    Polling conducted with more than 1,100 executives around the USA by Deloitte revealed that a scant 24% of the companies formally measure and report on brand value. Moreover, fewer than 22% thought it was likely that negative information about their brand would show up on social media such as Twitter, Facebook or YouTube in the coming year. (Some hope!)

    At the same time, a fresh study has reinforced the impact of a crisis on share price and reputation. Statistical analysis of ten corporate crises in South Africa* found that the greater the speed and number of positive steps taken in the two weeks after a crisis, the less the company share price fell. It also found that the more the company share price increased six months after the crisis, the greater the perception of its corporate reputation and brand strength.

    Cause and effect is sometimes hard to assess when it comes to the share market, but the cost of mismanagement can be brutal.
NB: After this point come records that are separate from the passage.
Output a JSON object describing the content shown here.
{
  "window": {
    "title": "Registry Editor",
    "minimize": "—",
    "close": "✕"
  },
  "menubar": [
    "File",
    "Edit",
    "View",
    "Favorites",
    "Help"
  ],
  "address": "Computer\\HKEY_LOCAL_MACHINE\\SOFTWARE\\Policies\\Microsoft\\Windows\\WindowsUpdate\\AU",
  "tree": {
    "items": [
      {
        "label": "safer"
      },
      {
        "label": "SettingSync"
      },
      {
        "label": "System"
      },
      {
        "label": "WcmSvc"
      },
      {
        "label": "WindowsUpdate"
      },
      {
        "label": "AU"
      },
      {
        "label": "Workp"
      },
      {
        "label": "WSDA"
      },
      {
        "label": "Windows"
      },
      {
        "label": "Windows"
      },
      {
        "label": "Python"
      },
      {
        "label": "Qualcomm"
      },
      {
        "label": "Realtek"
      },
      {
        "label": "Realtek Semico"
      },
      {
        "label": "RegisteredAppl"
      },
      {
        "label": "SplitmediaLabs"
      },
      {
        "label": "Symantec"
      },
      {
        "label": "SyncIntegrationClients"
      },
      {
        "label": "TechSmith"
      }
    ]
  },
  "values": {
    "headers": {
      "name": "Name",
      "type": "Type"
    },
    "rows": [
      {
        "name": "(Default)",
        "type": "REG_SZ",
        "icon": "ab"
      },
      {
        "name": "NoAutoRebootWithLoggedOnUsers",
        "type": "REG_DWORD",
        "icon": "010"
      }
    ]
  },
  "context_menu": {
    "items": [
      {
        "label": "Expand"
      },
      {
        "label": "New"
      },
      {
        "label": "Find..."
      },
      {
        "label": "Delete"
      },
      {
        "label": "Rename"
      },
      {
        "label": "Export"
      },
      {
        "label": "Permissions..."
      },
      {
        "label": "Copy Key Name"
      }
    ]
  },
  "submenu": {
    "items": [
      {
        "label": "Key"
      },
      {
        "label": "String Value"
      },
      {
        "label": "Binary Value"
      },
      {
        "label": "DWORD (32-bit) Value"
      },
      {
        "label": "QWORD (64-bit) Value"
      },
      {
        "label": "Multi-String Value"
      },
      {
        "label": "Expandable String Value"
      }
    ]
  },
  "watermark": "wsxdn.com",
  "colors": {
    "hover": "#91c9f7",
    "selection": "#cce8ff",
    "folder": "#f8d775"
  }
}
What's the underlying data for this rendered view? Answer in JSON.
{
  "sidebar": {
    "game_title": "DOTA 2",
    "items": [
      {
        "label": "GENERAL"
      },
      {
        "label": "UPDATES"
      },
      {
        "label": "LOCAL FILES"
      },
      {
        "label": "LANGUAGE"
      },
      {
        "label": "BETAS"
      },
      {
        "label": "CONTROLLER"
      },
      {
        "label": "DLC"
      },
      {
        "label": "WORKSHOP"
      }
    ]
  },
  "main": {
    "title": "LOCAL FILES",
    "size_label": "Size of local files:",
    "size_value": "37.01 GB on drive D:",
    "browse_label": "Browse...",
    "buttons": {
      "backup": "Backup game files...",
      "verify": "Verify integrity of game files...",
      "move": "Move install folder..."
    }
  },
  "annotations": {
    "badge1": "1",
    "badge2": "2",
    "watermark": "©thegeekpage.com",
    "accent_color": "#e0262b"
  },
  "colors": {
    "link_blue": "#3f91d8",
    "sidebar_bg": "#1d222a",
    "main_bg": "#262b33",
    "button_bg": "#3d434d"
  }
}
For example, Google has long been one of the world’s most valuable brands (ranked fourth in the latest Interbrand rankings), and earlier this year new CEO Larry Page was expected to explain to an analyst’s conference why quarterly revenue was well under forecast. Instead the CEO spoke less than 400 words of general optimism, then signed off. Wall Street hammered the stock, wiping $US15 billion off the value of Google in a single day.

    Plenty of other high profile company brands have also suffered the awful impact of real world events on the slightly unreal world of stock market value.

    • After an adverse review of iPhone 4, Apple shares lost $US5.08 bn in one day
    • Following failure to cap its Gulf of Mexico oil well, BP shares lost £12 bn in one day
    • When Goldman Sachs was accused of fraud, its shares lost $US12.4 bn in just one afternoon and $US20 bn in a week
    • After Toyota announced a major vehicle recall, the carmaker’s shares on Tokyo Exchange fell $US30 bn over four weeks
    • UBS disclosed a $2.3 billion rogue trading scandal in September and their shares fell about $4 bn in one day and the Chairman resigned a week later

    As the Deloitte report concluded, very few companies proactively manage the link between reputation risk and company strategy, and it’s a role which should be led by senior executive management, not delegated to public relations or marketing. Share price might not be everything, but raw numbers such as shown here are a stark reminder that proactive risk management for crisis prevention and reputation protection isn’t a cost – it’s an investment in the future.

    FOOTNOTE: Late in 2010, Business Insider graphed the share impact of 12 PR crises, some contemporary, some classic. The results are very sobering.

    *Source: Coldwell and Joosub, African Journal of Business Management. 5(24), 14 October, 2011

    For more resources, see the Free Management Library topic: Crisis Management

    Tony Jacques is Director of Issue Outcomes, a full-service crisis management firm.